== RECORDS SUPPLIED ==
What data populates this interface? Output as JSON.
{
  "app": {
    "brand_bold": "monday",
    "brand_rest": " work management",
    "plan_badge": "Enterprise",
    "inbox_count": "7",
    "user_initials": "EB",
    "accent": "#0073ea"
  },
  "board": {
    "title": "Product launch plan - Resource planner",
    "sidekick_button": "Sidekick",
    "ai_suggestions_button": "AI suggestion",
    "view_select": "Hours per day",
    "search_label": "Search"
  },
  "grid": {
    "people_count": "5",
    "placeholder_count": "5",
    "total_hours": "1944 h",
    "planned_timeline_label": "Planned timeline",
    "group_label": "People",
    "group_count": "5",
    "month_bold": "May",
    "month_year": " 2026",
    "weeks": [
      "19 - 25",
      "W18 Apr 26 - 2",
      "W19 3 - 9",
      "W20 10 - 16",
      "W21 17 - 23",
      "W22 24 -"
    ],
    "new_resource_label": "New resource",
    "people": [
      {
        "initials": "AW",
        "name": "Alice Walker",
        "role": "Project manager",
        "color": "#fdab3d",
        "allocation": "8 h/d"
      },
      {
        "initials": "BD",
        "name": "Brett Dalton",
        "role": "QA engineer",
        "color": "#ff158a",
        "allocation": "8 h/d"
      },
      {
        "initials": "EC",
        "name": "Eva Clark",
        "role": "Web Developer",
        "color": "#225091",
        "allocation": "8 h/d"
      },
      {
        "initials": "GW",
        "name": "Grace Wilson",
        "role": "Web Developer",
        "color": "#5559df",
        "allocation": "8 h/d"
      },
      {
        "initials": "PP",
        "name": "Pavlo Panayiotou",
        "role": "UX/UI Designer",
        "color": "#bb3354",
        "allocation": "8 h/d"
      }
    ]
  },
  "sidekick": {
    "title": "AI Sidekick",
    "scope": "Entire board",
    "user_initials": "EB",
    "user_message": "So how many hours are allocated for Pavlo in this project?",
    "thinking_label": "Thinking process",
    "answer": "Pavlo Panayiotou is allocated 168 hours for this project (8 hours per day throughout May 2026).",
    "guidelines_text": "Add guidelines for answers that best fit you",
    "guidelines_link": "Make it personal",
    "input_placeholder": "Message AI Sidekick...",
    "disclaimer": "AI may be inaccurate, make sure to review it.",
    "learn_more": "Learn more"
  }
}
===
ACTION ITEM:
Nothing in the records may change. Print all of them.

RESPONSE:
What data populates this interface? Output as JSON.
{
  "app": {
    "brand_bold": "monday",
    "brand_rest": " work management",
    "plan_badge": "Enterprise",
    "inbox_count": "7",
    "user_initials": "EB",
    "accent": "#0073ea"
  },
  "board": {
    "title": "Product launch plan - Resource planner",
    "sidekick_button": "Sidekick",
    "ai_suggestions_button": "AI suggestion",
    "view_select": "Hours per day",
    "search_label": "Search"
  },
  "grid": {
    "people_count": "5",
    "placeholder_count": "5",
    "total_hours": "1944 h",
    "planned_timeline_label": "Planned timeline",
    "group_label": "People",
    "group_count": "5",
    "month_bold": "May",
    "month_year": " 2026",
    "weeks": [
      "19 - 25",
      "W18 Apr 26 - 2",
      "W19 3 - 9",
      "W20 10 - 16",
      "W21 17 - 23",
      "W22 24 -"
    ],
    "new_resource_label": "New resource",
    "people": [
      {
        "initials": "AW",
        "name": "Alice Walker",
        "role": "Project manager",
        "color": "#fdab3d",
        "allocation": "8 h/d"
      },
      {
        "initials": "BD",
        "name": "Brett Dalton",
        "role": "QA engineer",
        "color": "#ff158a",
        "allocation": "8 h/d"
      },
      {
        "initials": "EC",
        "name": "Eva Clark",
        "role": "Web Developer",
        "color": "#225091",
        "allocation": "8 h/d"
      },
      {
        "initials": "GW",
        "name": "Grace Wilson",
        "role": "Web Developer",
        "color": "#5559df",
        "allocation": "8 h/d"
      },
      {
        "initials": "PP",
        "name": "Pavlo Panayiotou",
        "role": "UX/UI Designer",
        "color": "#bb3354",
        "allocation": "8 h/d"
      }
    ]
  },
  "sidekick": {
    "title": "AI Sidekick",
    "scope": "Entire board",
    "user_initials": "EB",
    "user_message": "So how many hours are allocated for Pavlo in this project?",
    "thinking_label": "Thinking process",
    "answer": "Pavlo Panayiotou is allocated 168 hours for this project (8 hours per day throughout May 2026).",
    "guidelines_text": "Add guidelines for answers that best fit you",
    "guidelines_link": "Make it personal",
    "input_placeholder": "Message AI Sidekick...",
    "disclaimer": "AI may be inaccurate, make sure to review it.",
    "learn_more": "Learn more"
  }
}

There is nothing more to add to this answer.